§ Task instructions
Read through the listing and copy every line that contains the word "Bigger".

= = = = = = =

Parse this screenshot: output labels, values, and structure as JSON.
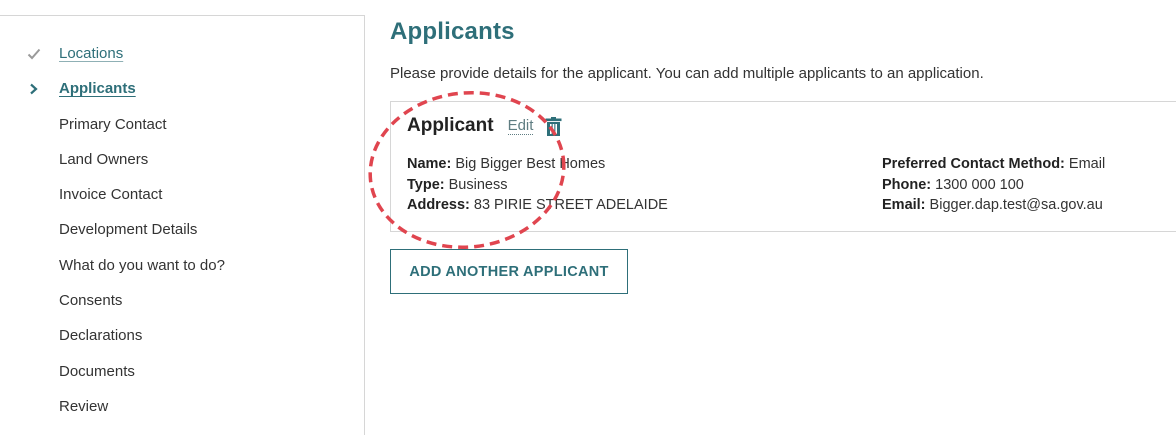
{
  "sidebar": {
    "items": [
      {
        "label": "Locations",
        "state": "done",
        "icon": "check-icon"
      },
      {
        "label": "Applicants",
        "state": "active",
        "icon": "chevron-right-icon"
      },
      {
        "label": "Primary Contact",
        "state": "pending"
      },
      {
        "label": "Land Owners",
        "state": "pending"
      },
      {
        "label": "Invoice Contact",
        "state": "pending"
      },
      {
        "label": "Development Details",
        "state": "pending"
      },
      {
        "label": "What do you want to do?",
        "state": "pending"
      },
      {
        "label": "Consents",
        "state": "pending"
      },
      {
        "label": "Declarations",
        "state": "pending"
      },
      {
        "label": "Documents",
        "state": "pending"
      },
      {
        "label": "Review",
        "state": "pending"
      }
    ]
  },
  "main": {
    "title": "Applicants",
    "intro": "Please provide details for the applicant. You can add multiple applicants to an application.",
    "applicant_card": {
      "title": "Applicant",
      "edit_label": "Edit",
      "delete_icon": "trash-icon",
      "name_label": "Name:",
      "name_value": "Big Bigger Best Homes",
      "type_label": "Type:",
      "type_value": "Business",
      "address_label": "Address:",
      "address_value": "83 PIRIE STREET ADELAIDE",
      "contact_method_label": "Preferred Contact Method:",
      "contact_method_value": "Email",
      "phone_label": "Phone:",
      "phone_value": "1300 000 100",
      "email_label": "Email:",
      "email_value": "Bigger.dap.test@sa.gov.au"
    },
    "add_button_label": "ADD ANOTHER APPLICANT"
  },
  "colors": {
    "accent": "#2e6f79",
    "border": "#d6d6d6",
    "annotation": "#e0454f",
    "check": "#9a9a9a"
  }
}
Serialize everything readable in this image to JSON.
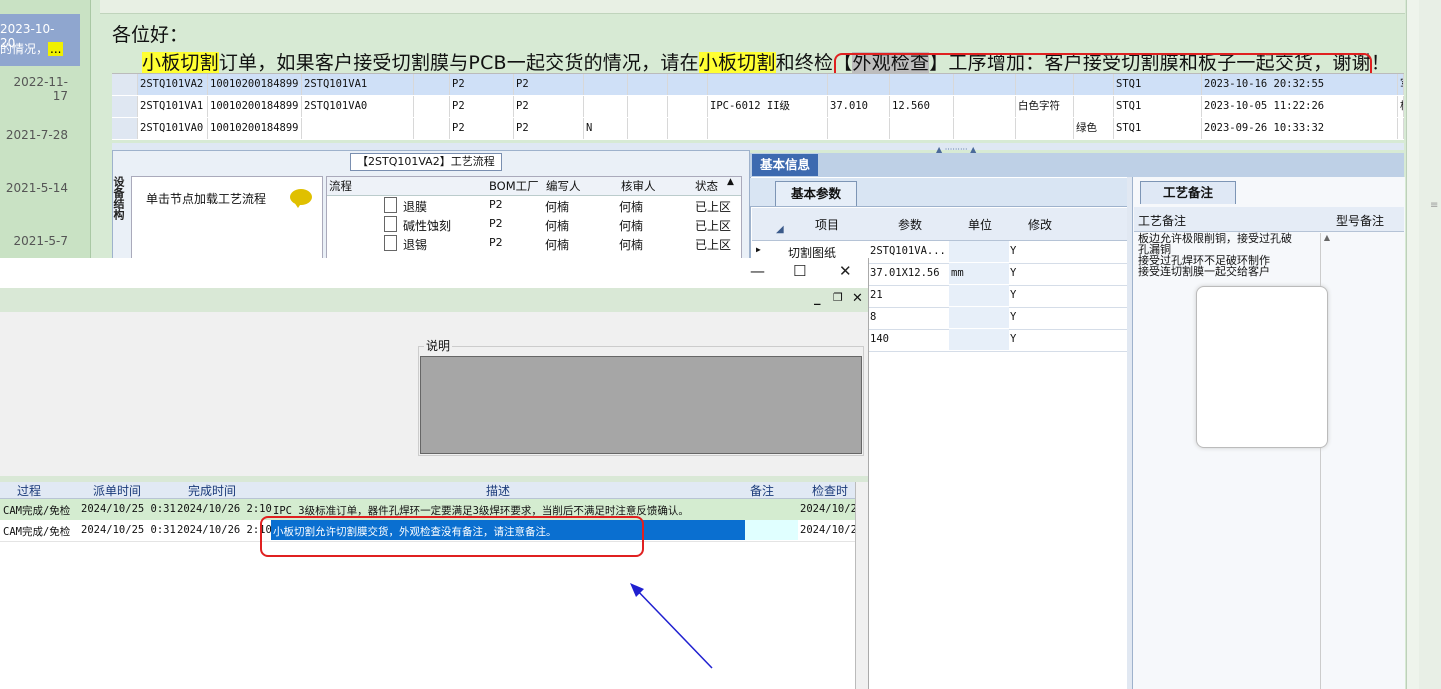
{
  "left_strip": {
    "selected_date": "2023-10-20",
    "selected_text": "的情况，",
    "selected_text_ellipsis": "...",
    "dates": [
      "2022-11-17",
      "2021-7-28",
      "2021-5-14",
      "2021-5-7"
    ]
  },
  "notice": {
    "greeting": "各位好：",
    "seg1": "小板切割",
    "seg2": "订单，如果客户接受切割膜与PCB一起交货的情况，请在",
    "seg3": "小板切割",
    "seg4": "和终检【",
    "seg5": "外观检查",
    "seg6": "】工序增加：客户接受切割膜和板子一起交货，谢谢！"
  },
  "top_grid": {
    "rows": [
      {
        "a": "2STQ101VA2",
        "b": "10010200184899",
        "c": "2STQ101VA1",
        "d": "P2",
        "e": "P2",
        "f": "",
        "g": "",
        "h": "",
        "i": "",
        "j": "",
        "k": "",
        "l": "STQ1",
        "m": "2023-10-16 20:32:55",
        "n": "军"
      },
      {
        "a": "2STQ101VA1",
        "b": "10010200184899",
        "c": "2STQ101VA0",
        "d": "P2",
        "e": "P2",
        "f": "",
        "g": "IPC-6012 II级",
        "h": "37.010",
        "i": "12.560",
        "j": "白色字符",
        "k": "",
        "l": "STQ1",
        "m": "2023-10-05 11:22:26",
        "n": "杨"
      },
      {
        "a": "2STQ101VA0",
        "b": "10010200184899",
        "c": "",
        "d": "P2",
        "e": "P2",
        "f": "N",
        "g": "",
        "h": "",
        "i": "",
        "j": "",
        "k": "绿色",
        "l": "STQ1",
        "m": "2023-09-26 10:33:32",
        "n": ""
      }
    ]
  },
  "process": {
    "title": "【2STQ101VA2】工艺流程",
    "side_label": "设备结构",
    "hint": "单击节点加载工艺流程",
    "headers": [
      "流程",
      "BOM工厂",
      "编写人",
      "核审人",
      "状态"
    ],
    "rows": [
      {
        "name": "退膜",
        "bom": "P2",
        "writer": "何楠",
        "reviewer": "何楠",
        "status": "已上区"
      },
      {
        "name": "碱性蚀刻",
        "bom": "P2",
        "writer": "何楠",
        "reviewer": "何楠",
        "status": "已上区"
      },
      {
        "name": "退锡",
        "bom": "P2",
        "writer": "何楠",
        "reviewer": "何楠",
        "status": "已上区"
      }
    ]
  },
  "info": {
    "tab": "基本信息",
    "param_tab": "基本参数",
    "headers": [
      "项目",
      "参数",
      "单位",
      "修改"
    ],
    "rows": [
      {
        "item": "切割图纸",
        "param": "2STQ101VA...",
        "unit": "",
        "edit": "Y"
      },
      {
        "item": "",
        "param": "37.01X12.56",
        "unit": "mm",
        "edit": "Y"
      },
      {
        "item": "",
        "param": "21",
        "unit": "",
        "edit": "Y"
      },
      {
        "item": "",
        "param": "8",
        "unit": "",
        "edit": "Y"
      },
      {
        "item": "",
        "param": "140",
        "unit": "",
        "edit": "Y"
      }
    ]
  },
  "craft": {
    "tab": "工艺备注",
    "col1": "工艺备注",
    "col2": "型号备注",
    "lines": [
      "板边允许极限削铜，接受过孔破",
      "孔漏铜",
      "接受过孔焊环不足破环制作",
      "接受连切割膜一起交给客户"
    ]
  },
  "dialog": {
    "desc_label": "说明",
    "log_headers": [
      "过程",
      "派单时间",
      "完成时间",
      "描述",
      "备注",
      "检查时间"
    ],
    "log_rows": [
      {
        "proc": "CAM完成/免检",
        "dispatch": "2024/10/25 0:31",
        "done": "2024/10/26 2:10",
        "desc": "IPC 3级标准订单，器件孔焊环一定要满足3级焊环要求，当削后不满足时注意反馈确认。",
        "note": "",
        "check": "2024/10/2"
      },
      {
        "proc": "CAM完成/免检",
        "dispatch": "2024/10/25 0:31",
        "done": "2024/10/26 2:10",
        "desc": "小板切割允许切割膜交货，外观检查没有备注，请注意备注。",
        "note": "",
        "check": "2024/10/2"
      }
    ]
  },
  "colors": {
    "highlight": "#ffff33",
    "selection": "#0a6fd0",
    "red_annotation": "#e02020",
    "arrow": "#2020d0"
  }
}
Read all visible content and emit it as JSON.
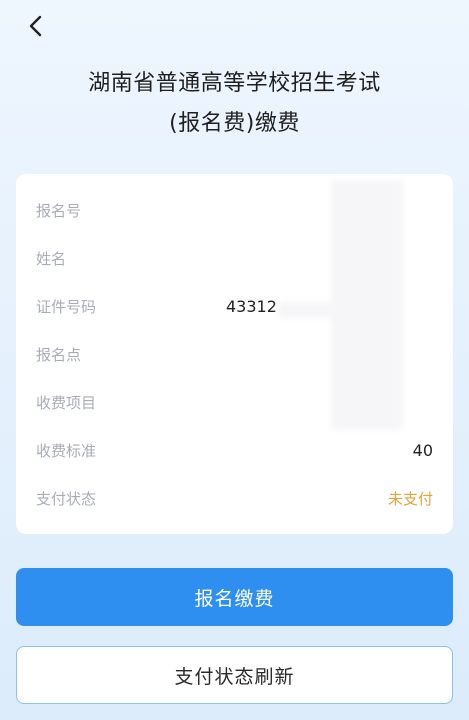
{
  "header": {
    "title_line1": "湖南省普通高等学校招生考试",
    "title_line2": "(报名费)缴费"
  },
  "info": {
    "rows": [
      {
        "label": "报名号",
        "value": ""
      },
      {
        "label": "姓名",
        "value": ""
      },
      {
        "label": "证件号码",
        "value": "43312"
      },
      {
        "label": "报名点",
        "value": ""
      },
      {
        "label": "收费项目",
        "value": ""
      },
      {
        "label": "收费标准",
        "value": "40"
      },
      {
        "label": "支付状态",
        "value": "未支付"
      }
    ],
    "status_color": "#e6a23c"
  },
  "actions": {
    "pay_label": "报名缴费",
    "refresh_label": "支付状态刷新"
  },
  "colors": {
    "primary": "#2e8ff0",
    "outline_border": "#8cc0ee"
  }
}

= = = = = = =

§ Solved problem
      "name_value": "Big Bigger Best Homes",
      "email_value": "Bigger.dap.test@sa.gov.au"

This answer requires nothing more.